Data records for software interfaces
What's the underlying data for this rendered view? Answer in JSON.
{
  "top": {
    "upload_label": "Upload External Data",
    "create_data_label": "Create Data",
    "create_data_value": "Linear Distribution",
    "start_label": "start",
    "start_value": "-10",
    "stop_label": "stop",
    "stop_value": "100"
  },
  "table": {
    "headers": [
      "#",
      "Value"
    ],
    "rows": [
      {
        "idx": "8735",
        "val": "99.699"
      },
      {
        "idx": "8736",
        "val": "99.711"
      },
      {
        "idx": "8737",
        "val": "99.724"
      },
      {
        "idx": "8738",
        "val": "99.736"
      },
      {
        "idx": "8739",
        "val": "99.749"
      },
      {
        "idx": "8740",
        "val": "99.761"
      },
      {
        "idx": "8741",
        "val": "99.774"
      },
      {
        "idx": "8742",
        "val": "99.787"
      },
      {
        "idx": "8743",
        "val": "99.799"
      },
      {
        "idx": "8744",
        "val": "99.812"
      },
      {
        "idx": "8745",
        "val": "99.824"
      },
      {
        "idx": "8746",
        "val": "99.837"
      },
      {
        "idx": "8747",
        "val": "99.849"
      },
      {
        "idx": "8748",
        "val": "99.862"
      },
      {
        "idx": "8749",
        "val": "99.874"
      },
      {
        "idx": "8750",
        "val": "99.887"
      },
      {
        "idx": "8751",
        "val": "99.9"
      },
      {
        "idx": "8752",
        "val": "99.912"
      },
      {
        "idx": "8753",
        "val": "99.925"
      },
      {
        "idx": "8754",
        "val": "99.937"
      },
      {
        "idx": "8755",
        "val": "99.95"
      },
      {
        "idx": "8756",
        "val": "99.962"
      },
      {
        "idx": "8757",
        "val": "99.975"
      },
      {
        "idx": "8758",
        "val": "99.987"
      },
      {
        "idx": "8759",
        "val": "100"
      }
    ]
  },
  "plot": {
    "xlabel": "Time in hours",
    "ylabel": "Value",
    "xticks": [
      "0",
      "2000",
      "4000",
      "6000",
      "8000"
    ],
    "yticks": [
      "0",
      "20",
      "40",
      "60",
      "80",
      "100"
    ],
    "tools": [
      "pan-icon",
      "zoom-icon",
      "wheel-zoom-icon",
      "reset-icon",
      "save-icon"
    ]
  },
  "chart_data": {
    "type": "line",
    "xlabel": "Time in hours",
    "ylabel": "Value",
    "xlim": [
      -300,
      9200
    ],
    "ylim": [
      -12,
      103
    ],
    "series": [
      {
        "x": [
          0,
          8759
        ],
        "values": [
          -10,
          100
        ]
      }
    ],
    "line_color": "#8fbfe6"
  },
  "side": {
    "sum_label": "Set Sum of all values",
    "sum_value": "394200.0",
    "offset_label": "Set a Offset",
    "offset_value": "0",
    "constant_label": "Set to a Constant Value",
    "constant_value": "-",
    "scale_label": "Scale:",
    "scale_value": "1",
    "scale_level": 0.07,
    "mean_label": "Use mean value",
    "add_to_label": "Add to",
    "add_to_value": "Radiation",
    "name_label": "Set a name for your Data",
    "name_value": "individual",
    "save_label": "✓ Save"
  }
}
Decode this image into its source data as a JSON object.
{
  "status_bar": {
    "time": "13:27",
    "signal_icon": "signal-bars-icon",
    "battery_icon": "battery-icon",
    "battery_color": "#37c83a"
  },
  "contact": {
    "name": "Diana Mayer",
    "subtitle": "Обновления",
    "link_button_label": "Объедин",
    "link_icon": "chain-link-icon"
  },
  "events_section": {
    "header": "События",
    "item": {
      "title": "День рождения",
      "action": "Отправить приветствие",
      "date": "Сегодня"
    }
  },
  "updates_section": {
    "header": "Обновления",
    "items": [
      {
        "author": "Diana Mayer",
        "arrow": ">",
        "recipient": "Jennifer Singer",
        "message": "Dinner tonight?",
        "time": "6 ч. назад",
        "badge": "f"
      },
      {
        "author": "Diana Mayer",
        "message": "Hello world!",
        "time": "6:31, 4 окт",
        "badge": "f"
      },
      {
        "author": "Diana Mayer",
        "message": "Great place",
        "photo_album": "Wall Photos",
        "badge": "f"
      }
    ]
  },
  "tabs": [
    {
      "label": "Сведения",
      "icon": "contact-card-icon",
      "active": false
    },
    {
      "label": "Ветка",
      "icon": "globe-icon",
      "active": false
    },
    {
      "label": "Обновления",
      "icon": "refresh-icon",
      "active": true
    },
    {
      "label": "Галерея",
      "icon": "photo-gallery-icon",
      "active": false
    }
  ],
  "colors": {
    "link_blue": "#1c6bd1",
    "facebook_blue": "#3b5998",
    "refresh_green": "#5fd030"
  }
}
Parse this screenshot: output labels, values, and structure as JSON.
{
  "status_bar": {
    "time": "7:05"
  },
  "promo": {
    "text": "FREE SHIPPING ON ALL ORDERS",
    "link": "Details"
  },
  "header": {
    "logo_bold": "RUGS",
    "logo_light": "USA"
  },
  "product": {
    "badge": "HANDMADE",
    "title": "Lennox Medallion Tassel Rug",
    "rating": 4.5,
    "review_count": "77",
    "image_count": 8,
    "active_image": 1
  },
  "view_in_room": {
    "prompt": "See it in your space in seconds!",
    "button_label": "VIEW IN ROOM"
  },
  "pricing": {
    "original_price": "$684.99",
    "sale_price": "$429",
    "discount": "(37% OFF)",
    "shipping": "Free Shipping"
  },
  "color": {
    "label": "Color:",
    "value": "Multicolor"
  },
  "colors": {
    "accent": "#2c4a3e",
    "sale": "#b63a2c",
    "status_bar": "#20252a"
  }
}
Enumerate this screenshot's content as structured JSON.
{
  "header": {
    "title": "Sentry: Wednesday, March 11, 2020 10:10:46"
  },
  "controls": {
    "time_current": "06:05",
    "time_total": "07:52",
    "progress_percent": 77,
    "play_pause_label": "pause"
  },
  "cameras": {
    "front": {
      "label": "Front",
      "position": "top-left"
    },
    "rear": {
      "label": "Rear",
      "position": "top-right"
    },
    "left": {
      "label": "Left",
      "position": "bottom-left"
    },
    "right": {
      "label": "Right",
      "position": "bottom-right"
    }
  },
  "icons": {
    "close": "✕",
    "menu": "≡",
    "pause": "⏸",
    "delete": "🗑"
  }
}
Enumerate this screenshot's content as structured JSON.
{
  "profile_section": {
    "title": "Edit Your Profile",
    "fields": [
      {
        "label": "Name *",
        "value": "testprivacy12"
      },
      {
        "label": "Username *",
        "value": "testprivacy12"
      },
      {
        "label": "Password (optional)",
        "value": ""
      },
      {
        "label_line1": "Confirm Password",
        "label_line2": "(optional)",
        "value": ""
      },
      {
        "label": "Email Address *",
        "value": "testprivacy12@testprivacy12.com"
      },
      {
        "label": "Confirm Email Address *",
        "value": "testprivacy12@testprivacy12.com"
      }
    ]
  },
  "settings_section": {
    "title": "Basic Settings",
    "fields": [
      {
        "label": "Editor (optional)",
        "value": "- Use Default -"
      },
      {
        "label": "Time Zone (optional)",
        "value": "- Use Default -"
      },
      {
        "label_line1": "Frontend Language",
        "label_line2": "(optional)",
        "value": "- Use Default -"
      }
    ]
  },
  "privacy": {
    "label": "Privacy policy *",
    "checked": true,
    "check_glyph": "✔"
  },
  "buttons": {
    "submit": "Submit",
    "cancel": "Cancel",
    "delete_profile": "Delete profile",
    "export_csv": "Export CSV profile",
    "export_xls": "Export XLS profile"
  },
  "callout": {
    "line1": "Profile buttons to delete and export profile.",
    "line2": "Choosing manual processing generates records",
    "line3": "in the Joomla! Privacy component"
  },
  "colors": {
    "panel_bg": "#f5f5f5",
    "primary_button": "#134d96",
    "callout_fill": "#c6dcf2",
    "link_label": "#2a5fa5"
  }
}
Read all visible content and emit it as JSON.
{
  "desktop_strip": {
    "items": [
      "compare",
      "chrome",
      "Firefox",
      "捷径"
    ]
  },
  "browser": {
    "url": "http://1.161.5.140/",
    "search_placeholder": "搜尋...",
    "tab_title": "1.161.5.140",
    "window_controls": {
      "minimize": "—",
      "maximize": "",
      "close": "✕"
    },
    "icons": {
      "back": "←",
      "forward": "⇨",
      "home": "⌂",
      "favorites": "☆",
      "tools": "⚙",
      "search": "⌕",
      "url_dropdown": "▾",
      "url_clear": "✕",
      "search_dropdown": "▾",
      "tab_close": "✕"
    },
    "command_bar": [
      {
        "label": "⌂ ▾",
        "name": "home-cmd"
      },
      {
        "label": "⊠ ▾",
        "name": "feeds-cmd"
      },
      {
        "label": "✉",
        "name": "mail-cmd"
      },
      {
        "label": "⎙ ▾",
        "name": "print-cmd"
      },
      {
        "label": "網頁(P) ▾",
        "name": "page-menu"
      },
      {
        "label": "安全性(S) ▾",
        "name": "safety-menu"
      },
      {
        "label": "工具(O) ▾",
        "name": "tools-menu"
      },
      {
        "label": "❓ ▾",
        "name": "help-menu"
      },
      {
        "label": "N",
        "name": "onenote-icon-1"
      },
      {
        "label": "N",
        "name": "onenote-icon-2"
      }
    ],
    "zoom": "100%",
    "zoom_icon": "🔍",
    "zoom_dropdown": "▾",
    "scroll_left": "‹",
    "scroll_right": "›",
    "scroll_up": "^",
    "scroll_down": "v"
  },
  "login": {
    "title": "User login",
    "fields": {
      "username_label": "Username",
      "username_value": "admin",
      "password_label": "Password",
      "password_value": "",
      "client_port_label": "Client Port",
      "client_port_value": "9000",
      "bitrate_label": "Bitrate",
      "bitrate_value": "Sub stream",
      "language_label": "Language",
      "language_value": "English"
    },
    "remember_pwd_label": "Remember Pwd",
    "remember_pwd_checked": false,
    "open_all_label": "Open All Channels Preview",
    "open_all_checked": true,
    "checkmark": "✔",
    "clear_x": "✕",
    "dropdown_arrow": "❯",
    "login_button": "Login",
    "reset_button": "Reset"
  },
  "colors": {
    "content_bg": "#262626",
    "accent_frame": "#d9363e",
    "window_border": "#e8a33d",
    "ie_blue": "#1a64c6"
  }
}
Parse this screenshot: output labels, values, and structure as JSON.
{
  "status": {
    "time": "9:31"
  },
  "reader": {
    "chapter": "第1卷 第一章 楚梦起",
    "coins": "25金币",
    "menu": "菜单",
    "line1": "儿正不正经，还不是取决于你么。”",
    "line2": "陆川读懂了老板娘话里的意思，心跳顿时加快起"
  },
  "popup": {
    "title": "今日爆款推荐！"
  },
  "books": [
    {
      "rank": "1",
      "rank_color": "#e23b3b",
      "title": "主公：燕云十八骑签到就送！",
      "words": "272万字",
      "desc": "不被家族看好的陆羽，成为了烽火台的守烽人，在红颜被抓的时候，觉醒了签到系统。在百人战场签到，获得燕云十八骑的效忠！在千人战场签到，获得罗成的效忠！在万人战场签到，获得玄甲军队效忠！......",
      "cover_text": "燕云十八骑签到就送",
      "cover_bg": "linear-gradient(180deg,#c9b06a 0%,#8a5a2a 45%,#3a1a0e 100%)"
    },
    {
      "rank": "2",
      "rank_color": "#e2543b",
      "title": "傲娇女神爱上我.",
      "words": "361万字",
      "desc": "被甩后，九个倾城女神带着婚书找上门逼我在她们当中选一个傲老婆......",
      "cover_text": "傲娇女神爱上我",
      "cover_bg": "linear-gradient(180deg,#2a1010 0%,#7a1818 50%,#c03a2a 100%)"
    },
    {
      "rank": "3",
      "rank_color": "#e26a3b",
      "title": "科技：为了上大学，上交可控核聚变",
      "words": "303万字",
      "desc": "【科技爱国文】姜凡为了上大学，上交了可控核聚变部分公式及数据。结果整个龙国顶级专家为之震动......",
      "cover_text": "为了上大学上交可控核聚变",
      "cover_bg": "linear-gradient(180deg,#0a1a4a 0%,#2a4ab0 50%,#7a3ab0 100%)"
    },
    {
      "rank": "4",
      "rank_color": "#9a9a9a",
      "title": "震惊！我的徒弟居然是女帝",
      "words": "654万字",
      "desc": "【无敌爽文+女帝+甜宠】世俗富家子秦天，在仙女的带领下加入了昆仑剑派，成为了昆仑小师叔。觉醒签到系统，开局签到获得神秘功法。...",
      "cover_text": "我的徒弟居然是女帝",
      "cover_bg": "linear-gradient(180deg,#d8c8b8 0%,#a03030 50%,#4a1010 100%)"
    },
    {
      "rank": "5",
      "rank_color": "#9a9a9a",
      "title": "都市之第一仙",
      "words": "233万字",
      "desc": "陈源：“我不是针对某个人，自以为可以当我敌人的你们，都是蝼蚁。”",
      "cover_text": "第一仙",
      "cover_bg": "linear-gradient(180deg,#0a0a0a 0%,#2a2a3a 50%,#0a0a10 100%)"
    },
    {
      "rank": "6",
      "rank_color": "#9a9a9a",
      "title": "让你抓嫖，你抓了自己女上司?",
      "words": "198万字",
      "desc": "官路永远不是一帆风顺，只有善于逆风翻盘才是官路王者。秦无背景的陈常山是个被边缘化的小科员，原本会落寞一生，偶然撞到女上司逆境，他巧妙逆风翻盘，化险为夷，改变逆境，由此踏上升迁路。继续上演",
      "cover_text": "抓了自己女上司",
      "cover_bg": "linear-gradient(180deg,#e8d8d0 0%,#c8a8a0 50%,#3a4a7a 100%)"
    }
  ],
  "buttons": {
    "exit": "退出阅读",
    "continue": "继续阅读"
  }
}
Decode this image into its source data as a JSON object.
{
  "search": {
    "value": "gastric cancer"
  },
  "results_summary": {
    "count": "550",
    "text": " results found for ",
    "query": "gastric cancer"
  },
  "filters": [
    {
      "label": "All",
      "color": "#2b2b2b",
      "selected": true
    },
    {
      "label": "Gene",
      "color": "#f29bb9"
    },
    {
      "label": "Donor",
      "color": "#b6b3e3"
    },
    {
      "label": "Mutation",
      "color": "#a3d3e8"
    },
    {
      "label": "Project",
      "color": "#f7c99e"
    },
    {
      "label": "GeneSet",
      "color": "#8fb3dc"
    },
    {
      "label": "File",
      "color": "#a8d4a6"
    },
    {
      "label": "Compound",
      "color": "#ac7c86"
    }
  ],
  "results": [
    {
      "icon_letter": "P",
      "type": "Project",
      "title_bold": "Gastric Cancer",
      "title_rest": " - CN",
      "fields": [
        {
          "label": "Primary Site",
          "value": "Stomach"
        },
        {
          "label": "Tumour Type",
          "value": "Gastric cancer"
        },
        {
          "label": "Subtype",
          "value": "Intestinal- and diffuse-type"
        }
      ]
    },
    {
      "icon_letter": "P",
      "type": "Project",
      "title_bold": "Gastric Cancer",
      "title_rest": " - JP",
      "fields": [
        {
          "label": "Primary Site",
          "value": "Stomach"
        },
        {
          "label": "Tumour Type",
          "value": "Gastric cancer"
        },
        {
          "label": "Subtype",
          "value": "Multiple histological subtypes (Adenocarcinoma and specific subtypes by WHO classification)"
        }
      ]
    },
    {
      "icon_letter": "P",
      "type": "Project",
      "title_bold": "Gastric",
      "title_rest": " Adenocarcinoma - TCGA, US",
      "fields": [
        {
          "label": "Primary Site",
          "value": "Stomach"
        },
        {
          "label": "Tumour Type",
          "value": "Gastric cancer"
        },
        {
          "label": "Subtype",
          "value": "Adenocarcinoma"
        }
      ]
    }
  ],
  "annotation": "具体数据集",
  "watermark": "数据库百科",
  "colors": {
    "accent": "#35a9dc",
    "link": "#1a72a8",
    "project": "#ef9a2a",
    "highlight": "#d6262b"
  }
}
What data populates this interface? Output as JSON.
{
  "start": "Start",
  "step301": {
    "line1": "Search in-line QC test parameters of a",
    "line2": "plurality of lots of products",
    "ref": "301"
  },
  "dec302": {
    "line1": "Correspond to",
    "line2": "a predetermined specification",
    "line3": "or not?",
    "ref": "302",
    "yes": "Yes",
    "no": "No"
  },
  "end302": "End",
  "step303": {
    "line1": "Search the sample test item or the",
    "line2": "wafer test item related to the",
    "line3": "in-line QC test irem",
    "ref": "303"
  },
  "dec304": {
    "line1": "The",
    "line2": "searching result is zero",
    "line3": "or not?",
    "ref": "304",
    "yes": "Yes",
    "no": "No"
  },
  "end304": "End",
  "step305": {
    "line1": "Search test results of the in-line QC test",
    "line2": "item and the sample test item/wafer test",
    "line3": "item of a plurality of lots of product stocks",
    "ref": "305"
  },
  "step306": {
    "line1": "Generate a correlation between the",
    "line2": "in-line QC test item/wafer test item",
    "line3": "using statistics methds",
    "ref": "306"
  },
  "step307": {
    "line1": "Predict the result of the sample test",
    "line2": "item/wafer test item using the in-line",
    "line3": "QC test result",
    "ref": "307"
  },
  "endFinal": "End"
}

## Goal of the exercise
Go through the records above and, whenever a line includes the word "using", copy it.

## Output of the task
    "line3": "using statistics methds",
    "line2": "item/wafer test item using the in-line",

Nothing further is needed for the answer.